Those words are from the Bible’s Psalm 107. Some of them are also engraved on the Fisherman’s Memorial in Gloucester, Massachusetts, honoring lives lost at sea.
Tragically, it seems that four more Maine fishermen have been lost. The Coast Guard suspended its search on Nov. 24 for the missing crew of the Emmy Rose, a Portland-based commercial fishing vessel that was en route to Gloucester when it sank in the early hours of Monday, Nov. 23.
All four of those crewmembers are from Maine: skipper Robert Blethen, Jeffrey Matthews, Michael Porper and Ethan Ward.
“The decision to suspend a search is never an easy one,” said Capt. Wesley Hester, search and rescue mission coordinator for the Coast Guard’s First District. “We extend our condolences to the friends and loved ones of these fishermen during this trying time.”
A candlelit vigil was held in Portland Wednesday night. Thousands of dollars have already been raised to support their families. Public officials have spoken out.
“The news that the search for crew of the Emmy Rose has been cancelled is devastating. Tragic losses at sea like this resonate loudly throughout our State and hit Maine’s tight-knit fishing community especially hard. This is particularly true as we head into the holiday season,” Gov. Janet Mills said on Twitter. “Fishing is dangerous work but is vital to Maine and the entire Gulf of Maine region. We should all be grateful for the risks and sacrifices our fishermen take to feed and sustain our communities. I would like to express my deepest condolences to the friends and families of those impacted by this heartbreaking loss.”
Patrick Keliher, the commissioner of the Maine Department of Marine Resources, echoed similar sentiments.

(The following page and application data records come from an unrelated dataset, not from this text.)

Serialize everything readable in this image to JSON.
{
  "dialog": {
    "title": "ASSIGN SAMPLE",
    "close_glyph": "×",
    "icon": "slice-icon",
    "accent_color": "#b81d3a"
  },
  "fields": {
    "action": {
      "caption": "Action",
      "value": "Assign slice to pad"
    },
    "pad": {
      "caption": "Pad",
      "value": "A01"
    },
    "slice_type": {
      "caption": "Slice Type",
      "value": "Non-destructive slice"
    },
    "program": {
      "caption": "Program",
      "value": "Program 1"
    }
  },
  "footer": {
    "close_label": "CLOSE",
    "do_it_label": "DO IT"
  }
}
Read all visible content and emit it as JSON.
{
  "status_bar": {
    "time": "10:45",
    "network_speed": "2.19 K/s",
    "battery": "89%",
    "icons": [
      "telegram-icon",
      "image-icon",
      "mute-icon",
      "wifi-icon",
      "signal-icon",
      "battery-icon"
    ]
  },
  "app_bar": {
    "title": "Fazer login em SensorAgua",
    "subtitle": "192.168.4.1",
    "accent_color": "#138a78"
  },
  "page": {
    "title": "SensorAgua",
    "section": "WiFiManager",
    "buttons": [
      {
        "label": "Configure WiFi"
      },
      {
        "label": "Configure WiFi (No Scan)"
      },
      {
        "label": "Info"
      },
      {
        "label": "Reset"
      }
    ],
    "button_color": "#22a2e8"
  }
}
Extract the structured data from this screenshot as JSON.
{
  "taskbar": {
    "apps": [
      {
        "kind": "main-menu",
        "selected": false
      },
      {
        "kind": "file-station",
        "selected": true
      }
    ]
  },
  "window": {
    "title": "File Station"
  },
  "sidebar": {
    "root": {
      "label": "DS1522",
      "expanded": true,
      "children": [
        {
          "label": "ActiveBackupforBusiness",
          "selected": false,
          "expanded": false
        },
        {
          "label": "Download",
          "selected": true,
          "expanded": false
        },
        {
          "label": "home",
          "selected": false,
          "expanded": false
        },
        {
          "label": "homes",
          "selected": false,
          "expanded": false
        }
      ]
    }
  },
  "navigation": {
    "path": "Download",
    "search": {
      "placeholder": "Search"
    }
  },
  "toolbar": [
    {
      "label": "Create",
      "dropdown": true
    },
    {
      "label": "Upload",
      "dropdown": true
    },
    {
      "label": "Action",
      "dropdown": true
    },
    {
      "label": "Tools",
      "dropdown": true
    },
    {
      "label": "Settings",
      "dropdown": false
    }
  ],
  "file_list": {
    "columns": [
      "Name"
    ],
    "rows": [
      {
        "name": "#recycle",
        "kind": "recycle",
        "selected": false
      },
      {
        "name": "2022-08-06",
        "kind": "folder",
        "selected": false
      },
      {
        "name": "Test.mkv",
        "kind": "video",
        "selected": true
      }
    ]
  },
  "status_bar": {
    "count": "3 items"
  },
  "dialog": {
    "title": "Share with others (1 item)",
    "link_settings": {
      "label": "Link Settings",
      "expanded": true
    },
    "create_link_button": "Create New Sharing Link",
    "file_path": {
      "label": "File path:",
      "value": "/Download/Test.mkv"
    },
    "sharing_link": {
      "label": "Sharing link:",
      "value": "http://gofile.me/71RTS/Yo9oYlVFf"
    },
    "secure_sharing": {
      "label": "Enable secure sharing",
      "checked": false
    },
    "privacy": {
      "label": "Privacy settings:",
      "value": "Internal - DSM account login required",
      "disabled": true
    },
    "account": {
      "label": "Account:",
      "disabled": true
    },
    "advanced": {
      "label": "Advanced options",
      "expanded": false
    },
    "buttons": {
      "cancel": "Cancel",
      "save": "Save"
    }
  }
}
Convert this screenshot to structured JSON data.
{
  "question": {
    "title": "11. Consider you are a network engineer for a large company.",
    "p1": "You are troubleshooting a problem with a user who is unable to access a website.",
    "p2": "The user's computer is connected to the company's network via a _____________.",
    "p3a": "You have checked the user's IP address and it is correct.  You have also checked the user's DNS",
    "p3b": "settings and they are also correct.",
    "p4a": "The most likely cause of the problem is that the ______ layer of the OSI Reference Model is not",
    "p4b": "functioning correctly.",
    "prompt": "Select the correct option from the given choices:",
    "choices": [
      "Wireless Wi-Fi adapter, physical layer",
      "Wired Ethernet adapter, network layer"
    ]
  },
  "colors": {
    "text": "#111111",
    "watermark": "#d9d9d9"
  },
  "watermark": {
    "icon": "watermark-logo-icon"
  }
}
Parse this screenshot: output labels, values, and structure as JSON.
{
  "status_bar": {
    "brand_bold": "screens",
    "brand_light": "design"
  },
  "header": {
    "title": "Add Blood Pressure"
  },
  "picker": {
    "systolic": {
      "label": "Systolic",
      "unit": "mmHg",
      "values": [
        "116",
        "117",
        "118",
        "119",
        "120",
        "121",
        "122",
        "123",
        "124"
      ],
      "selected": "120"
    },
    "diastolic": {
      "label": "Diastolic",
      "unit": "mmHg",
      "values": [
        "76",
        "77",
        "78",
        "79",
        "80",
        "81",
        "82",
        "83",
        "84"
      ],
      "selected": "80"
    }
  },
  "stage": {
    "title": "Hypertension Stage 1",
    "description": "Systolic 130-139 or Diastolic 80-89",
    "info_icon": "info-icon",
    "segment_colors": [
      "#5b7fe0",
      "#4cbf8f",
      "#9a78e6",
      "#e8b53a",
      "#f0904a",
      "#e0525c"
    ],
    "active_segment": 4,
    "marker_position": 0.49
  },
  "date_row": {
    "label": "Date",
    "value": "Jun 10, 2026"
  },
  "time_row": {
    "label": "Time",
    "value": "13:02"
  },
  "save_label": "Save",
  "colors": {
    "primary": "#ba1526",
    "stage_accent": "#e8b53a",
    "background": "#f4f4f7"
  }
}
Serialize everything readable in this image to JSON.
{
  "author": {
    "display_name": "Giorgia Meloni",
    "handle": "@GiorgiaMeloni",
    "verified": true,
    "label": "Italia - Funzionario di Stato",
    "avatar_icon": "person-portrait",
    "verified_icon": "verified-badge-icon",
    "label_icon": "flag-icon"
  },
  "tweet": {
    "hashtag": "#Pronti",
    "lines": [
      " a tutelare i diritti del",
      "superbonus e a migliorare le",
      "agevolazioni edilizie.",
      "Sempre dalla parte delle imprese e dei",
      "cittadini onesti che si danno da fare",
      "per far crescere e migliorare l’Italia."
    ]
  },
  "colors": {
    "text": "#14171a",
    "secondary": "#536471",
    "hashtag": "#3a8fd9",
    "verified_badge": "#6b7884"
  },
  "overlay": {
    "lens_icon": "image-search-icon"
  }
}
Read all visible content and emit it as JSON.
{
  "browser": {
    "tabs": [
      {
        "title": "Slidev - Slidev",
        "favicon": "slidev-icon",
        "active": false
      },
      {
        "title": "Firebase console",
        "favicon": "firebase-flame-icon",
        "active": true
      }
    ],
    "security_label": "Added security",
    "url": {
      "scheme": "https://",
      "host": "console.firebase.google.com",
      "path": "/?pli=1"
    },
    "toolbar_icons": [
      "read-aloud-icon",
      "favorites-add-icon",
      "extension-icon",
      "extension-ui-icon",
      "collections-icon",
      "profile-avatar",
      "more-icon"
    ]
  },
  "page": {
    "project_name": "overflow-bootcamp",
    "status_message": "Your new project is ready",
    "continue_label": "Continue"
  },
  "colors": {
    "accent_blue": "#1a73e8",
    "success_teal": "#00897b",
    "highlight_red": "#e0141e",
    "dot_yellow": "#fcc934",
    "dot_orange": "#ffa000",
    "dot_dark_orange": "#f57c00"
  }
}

“I share the grief that grips our fishing community today in the wake of yesterday’s announcement that the search for the crew of the Emmy Rose has been permanently suspended. I want to express sincere condolences on behalf of everyone at the Department of Marine Resources to the friends and families of the four crew members, Jeff Matthews, Ethan Ward, Michael Porper and Robert Blethen,” Keliher said in a statement posted on Facebook. “We never take these losses lightly. I hope that all who are touched by this tragedy will be able to heal in time and will take this moment to hold loved ones close, and to give thanks for the memories of those we have lost and for what we have.”
This is not the first tragic incident for the Maine fishing community this year. Two other Maine commercial fishermen, Capt. Joe Nickerson and crew member Chris Pinkham, died in January when the Hayley Ann sank off the coast of Portland.
Gerry Cushman, a lobster and halibut fisherman from Port Clyde, told the BDN that fishing accidents reverberate throughout the state’s entire fishing community. They should reverberate throughout the entire state, as well.
“It makes you feel sick to your stomach,” said Cushman, who is credited with saving the lives of two lobstermen when their boat caught fire in 2016. “It happens more than you wish. It’s especially bad for the families.”
Emmy Rose crewmember Jeffrey Matthews’ daughter, Reyann Matthews, had a heart-wrenching interview with WGME when the search was still ongoing. She spoke about her father being the “best man I know.”
“He’s the type of guy that would take his shirt off his back for you,” Reyann Matthews said. “I mean, since I can remember, he’s just someone I can always look up to.”
A daughter found someone to look up to in her father, and now all of Maine has more people to look up to and look out for. Many people have already done just that, donating more than $74,000 to a gofundme page created in support of the families.
It is also important to recognize the search conducted by the Coast Guard and the heroic work done by these servicemembers throughout the year. The search covered more than 2,500 square miles, for nearly 40 hours, amid 35 mile per hour winds and 6- to 8-foot seas.
Despite these efforts, we have yet another tragic reminder that some of the wonders in the deep mentioned in Psalm 107 don’t just arrive at our local fish market or grocery store. We have access to them because there are brave men and women, like the crew of the Emmy Rose, who go down to the sea in ships. Their workplace environment is a hazardous one. There’s no working from home. They deserve our gratitude and support, in tragedy and in triumph.